■ Exercise
The expected output is an exact copy of the lines from the one containing "Enumerate this screenshot's" through the final line of the entries below, with no images.

(Data records Opens)

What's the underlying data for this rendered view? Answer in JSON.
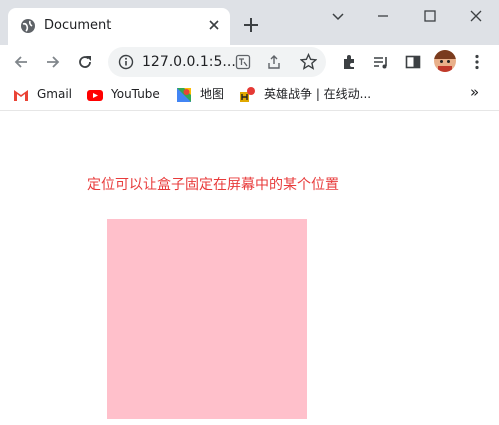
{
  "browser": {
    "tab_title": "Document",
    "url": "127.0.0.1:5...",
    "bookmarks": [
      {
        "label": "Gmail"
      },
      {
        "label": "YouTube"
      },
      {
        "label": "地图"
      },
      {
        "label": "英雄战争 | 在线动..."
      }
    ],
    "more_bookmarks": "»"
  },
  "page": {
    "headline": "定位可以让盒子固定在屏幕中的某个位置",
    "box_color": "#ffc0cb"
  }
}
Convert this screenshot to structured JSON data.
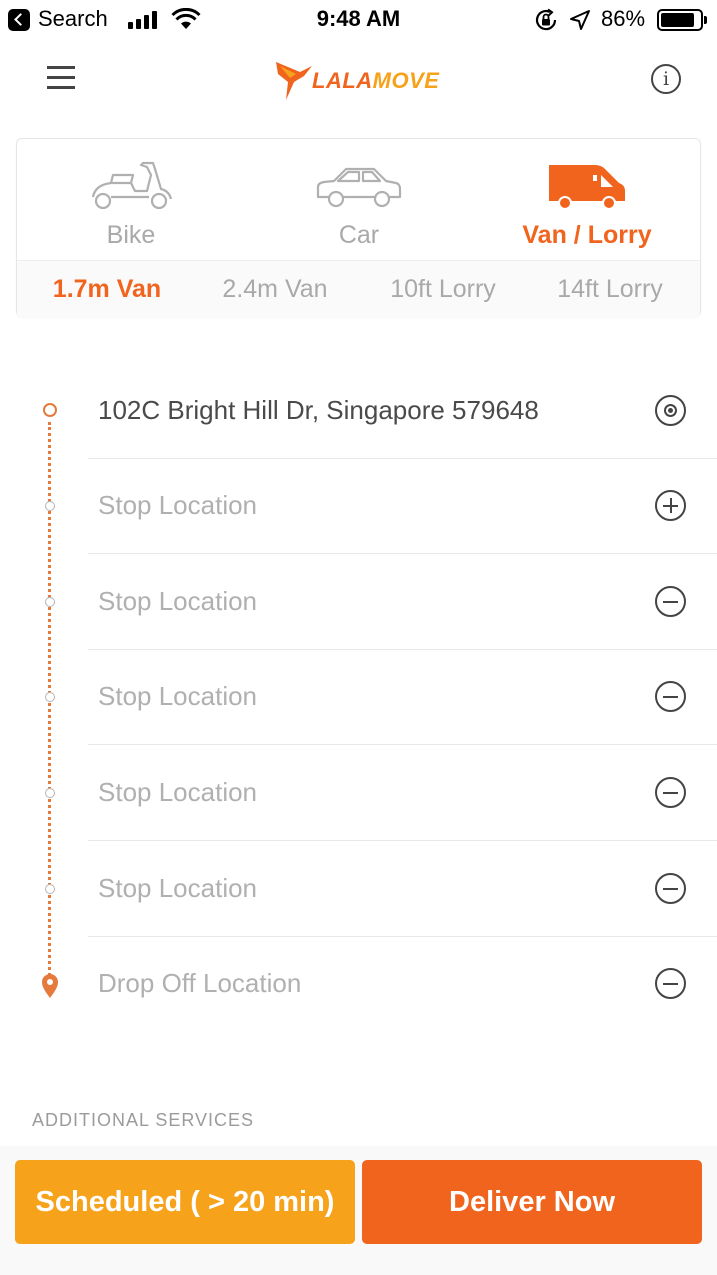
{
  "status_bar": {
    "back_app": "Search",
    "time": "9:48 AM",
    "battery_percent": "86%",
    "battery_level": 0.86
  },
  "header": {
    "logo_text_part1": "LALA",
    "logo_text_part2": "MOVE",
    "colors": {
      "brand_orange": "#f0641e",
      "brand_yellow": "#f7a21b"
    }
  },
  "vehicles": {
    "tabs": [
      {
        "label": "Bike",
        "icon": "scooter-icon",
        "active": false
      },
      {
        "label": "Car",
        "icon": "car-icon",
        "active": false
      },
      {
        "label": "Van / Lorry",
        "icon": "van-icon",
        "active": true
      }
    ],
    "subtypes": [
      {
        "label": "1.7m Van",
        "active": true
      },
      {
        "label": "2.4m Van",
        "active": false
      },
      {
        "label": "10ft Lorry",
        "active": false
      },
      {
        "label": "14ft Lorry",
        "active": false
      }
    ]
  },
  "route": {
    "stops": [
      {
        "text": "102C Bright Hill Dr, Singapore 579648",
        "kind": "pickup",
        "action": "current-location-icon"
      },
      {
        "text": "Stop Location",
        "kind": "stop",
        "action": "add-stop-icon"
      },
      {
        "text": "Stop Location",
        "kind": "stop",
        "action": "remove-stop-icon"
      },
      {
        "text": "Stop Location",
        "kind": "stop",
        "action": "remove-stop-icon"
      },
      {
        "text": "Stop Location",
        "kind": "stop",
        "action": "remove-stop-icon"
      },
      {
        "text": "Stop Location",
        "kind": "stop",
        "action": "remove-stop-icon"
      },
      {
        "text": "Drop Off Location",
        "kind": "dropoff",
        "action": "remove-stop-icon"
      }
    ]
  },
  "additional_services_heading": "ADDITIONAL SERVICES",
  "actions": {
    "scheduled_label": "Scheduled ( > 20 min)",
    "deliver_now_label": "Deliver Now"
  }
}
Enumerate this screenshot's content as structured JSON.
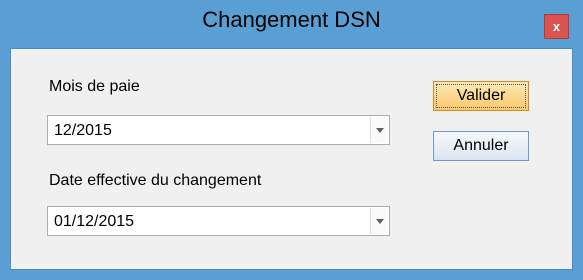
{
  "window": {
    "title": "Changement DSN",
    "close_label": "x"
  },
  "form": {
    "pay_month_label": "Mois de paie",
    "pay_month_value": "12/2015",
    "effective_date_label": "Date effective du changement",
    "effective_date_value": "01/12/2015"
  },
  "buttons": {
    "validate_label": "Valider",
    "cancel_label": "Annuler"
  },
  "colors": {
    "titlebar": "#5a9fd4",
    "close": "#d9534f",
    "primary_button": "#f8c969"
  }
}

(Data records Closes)

■ Result
Enumerate this screenshot's content as structured JSON.
{
  "window": {
    "title": "Changement DSN",
    "close_label": "x"
  },
  "form": {
    "pay_month_label": "Mois de paie",
    "pay_month_value": "12/2015",
    "effective_date_label": "Date effective du changement",
    "effective_date_value": "01/12/2015"
  },
  "buttons": {
    "validate_label": "Valider",
    "cancel_label": "Annuler"
  },
  "colors": {
    "titlebar": "#5a9fd4",
    "close": "#d9534f",
    "primary_button": "#f8c969"
  }
}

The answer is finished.